Repeat the data exactly, please.
-- Dataset records follows --
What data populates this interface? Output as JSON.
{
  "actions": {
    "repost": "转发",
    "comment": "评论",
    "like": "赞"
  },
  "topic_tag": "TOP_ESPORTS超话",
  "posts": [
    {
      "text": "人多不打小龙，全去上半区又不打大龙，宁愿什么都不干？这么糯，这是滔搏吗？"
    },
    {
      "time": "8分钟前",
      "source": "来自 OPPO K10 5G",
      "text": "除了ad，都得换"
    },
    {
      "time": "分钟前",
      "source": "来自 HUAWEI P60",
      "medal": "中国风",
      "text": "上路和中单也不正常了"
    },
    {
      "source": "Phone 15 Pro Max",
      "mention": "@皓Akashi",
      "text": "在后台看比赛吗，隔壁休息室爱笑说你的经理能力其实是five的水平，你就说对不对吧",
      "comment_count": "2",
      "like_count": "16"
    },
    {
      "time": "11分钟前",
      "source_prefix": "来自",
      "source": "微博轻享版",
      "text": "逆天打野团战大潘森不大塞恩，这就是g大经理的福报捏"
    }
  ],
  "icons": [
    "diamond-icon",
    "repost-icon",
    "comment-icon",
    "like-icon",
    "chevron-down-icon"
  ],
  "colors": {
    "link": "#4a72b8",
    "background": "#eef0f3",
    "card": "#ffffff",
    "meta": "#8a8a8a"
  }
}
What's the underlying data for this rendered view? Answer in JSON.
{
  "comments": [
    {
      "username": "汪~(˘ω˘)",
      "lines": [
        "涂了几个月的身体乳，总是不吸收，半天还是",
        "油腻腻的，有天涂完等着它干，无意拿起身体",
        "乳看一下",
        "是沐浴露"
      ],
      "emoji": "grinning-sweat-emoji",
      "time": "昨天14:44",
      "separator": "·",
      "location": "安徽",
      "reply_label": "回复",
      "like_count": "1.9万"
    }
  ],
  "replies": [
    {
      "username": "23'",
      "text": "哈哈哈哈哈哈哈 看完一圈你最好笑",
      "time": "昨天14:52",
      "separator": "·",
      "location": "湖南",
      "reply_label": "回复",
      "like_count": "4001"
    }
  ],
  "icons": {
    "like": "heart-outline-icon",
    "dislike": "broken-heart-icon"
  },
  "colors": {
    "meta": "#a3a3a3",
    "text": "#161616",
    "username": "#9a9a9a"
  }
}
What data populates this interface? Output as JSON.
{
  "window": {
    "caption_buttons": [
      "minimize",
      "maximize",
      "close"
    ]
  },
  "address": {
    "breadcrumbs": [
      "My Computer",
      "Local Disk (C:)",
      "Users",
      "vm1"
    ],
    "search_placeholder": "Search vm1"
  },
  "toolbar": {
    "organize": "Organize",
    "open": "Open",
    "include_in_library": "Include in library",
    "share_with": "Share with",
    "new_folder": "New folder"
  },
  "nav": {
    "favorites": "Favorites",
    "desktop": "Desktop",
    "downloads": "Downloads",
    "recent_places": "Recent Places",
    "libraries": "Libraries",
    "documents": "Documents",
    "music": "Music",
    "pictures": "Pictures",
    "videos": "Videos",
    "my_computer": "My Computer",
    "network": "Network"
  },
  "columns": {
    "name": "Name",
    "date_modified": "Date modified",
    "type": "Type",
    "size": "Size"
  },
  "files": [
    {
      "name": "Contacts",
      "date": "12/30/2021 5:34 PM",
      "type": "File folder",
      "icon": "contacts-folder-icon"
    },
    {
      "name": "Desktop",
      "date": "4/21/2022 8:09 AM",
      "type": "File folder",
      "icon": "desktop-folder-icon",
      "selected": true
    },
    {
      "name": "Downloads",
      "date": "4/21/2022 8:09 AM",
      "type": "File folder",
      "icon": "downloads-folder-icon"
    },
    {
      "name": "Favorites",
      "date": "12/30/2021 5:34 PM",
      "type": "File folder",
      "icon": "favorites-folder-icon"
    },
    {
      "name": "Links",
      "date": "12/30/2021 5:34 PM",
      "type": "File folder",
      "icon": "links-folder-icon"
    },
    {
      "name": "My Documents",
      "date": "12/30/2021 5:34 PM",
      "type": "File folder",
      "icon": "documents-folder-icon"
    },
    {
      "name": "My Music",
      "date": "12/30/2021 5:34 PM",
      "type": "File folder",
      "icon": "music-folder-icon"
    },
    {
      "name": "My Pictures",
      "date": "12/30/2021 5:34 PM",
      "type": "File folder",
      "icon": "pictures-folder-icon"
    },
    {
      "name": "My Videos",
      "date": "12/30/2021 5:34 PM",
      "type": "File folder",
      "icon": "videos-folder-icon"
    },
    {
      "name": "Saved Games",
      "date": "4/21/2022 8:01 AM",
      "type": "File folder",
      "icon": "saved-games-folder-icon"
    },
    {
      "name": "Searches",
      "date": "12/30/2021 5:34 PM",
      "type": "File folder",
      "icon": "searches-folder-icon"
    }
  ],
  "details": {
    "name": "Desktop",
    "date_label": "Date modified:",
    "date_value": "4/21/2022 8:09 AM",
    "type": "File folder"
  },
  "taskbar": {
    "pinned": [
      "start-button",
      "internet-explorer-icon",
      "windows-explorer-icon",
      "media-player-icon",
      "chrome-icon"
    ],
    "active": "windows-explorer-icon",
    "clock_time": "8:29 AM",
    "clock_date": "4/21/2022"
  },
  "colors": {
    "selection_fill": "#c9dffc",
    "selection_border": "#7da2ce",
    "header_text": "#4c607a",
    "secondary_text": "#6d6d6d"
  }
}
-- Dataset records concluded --
» **Answer box**:
What data populates this interface? Output as JSON.
{
  "actions": {
    "repost": "转发",
    "comment": "评论",
    "like": "赞"
  },
  "topic_tag": "TOP_ESPORTS超话",
  "posts": [
    {
      "text": "人多不打小龙，全去上半区又不打大龙，宁愿什么都不干？这么糯，这是滔搏吗？"
    },
    {
      "time": "8分钟前",
      "source": "来自 OPPO K10 5G",
      "text": "除了ad，都得换"
    },
    {
      "time": "分钟前",
      "source": "来自 HUAWEI P60",
      "medal": "中国风",
      "text": "上路和中单也不正常了"
    },
    {
      "source": "Phone 15 Pro Max",
      "mention": "@皓Akashi",
      "text": "在后台看比赛吗，隔壁休息室爱笑说你的经理能力其实是five的水平，你就说对不对吧",
      "comment_count": "2",
      "like_count": "16"
    },
    {
      "time": "11分钟前",
      "source_prefix": "来自",
      "source": "微博轻享版",
      "text": "逆天打野团战大潘森不大塞恩，这就是g大经理的福报捏"
    }
  ],
  "icons": [
    "diamond-icon",
    "repost-icon",
    "comment-icon",
    "like-icon",
    "chevron-down-icon"
  ],
  "colors": {
    "link": "#4a72b8",
    "background": "#eef0f3",
    "card": "#ffffff",
    "meta": "#8a8a8a"
  }
}
What's the underlying data for this rendered view? Answer in JSON.
{
  "comments": [
    {
      "username": "汪~(˘ω˘)",
      "lines": [
        "涂了几个月的身体乳，总是不吸收，半天还是",
        "油腻腻的，有天涂完等着它干，无意拿起身体",
        "乳看一下",
        "是沐浴露"
      ],
      "emoji": "grinning-sweat-emoji",
      "time": "昨天14:44",
      "separator": "·",
      "location": "安徽",
      "reply_label": "回复",
      "like_count": "1.9万"
    }
  ],
  "replies": [
    {
      "username": "23'",
      "text": "哈哈哈哈哈哈哈 看完一圈你最好笑",
      "time": "昨天14:52",
      "separator": "·",
      "location": "湖南",
      "reply_label": "回复",
      "like_count": "4001"
    }
  ],
  "icons": {
    "like": "heart-outline-icon",
    "dislike": "broken-heart-icon"
  },
  "colors": {
    "meta": "#a3a3a3",
    "text": "#161616",
    "username": "#9a9a9a"
  }
}
What data populates this interface? Output as JSON.
{
  "window": {
    "caption_buttons": [
      "minimize",
      "maximize",
      "close"
    ]
  },
  "address": {
    "breadcrumbs": [
      "My Computer",
      "Local Disk (C:)",
      "Users",
      "vm1"
    ],
    "search_placeholder": "Search vm1"
  },
  "toolbar": {
    "organize": "Organize",
    "open": "Open",
    "include_in_library": "Include in library",
    "share_with": "Share with",
    "new_folder": "New folder"
  },
  "nav": {
    "favorites": "Favorites",
    "desktop": "Desktop",
    "downloads": "Downloads",
    "recent_places": "Recent Places",
    "libraries": "Libraries",
    "documents": "Documents",
    "music": "Music",
    "pictures": "Pictures",
    "videos": "Videos",
    "my_computer": "My Computer",
    "network": "Network"
  },
  "columns": {
    "name": "Name",
    "date_modified": "Date modified",
    "type": "Type",
    "size": "Size"
  },
  "files": [
    {
      "name": "Contacts",
      "date": "12/30/2021 5:34 PM",
      "type": "File folder",
      "icon": "contacts-folder-icon"
    },
    {
      "name": "Desktop",
      "date": "4/21/2022 8:09 AM",
      "type": "File folder",
      "icon": "desktop-folder-icon",
      "selected": true
    },
    {
      "name": "Downloads",
      "date": "4/21/2022 8:09 AM",
      "type": "File folder",
      "icon": "downloads-folder-icon"
    },
    {
      "name": "Favorites",
      "date": "12/30/2021 5:34 PM",
      "type": "File folder",
      "icon": "favorites-folder-icon"
    },
    {
      "name": "Links",
      "date": "12/30/2021 5:34 PM",
      "type": "File folder",
      "icon": "links-folder-icon"
    },
    {
      "name": "My Documents",
      "date": "12/30/2021 5:34 PM",
      "type": "File folder",
      "icon": "documents-folder-icon"
    },
    {
      "name": "My Music",
      "date": "12/30/2021 5:34 PM",
      "type": "File folder",
      "icon": "music-folder-icon"
    },
    {
      "name": "My Pictures",
      "date": "12/30/2021 5:34 PM",
      "type": "File folder",
      "icon": "pictures-folder-icon"
    },
    {
      "name": "My Videos",
      "date": "12/30/2021 5:34 PM",
      "type": "File folder",
      "icon": "videos-folder-icon"
    },
    {
      "name": "Saved Games",
      "date": "4/21/2022 8:01 AM",
      "type": "File folder",
      "icon": "saved-games-folder-icon"
    },
    {
      "name": "Searches",
      "date": "12/30/2021 5:34 PM",
      "type": "File folder",
      "icon": "searches-folder-icon"
    }
  ],
  "details": {
    "name": "Desktop",
    "date_label": "Date modified:",
    "date_value": "4/21/2022 8:09 AM",
    "type": "File folder"
  },
  "taskbar": {
    "pinned": [
      "start-button",
      "internet-explorer-icon",
      "windows-explorer-icon",
      "media-player-icon",
      "chrome-icon"
    ],
    "active": "windows-explorer-icon",
    "clock_time": "8:29 AM",
    "clock_date": "4/21/2022"
  },
  "colors": {
    "selection_fill": "#c9dffc",
    "selection_border": "#7da2ce",
    "header_text": "#4c607a",
    "secondary_text": "#6d6d6d"
  }
}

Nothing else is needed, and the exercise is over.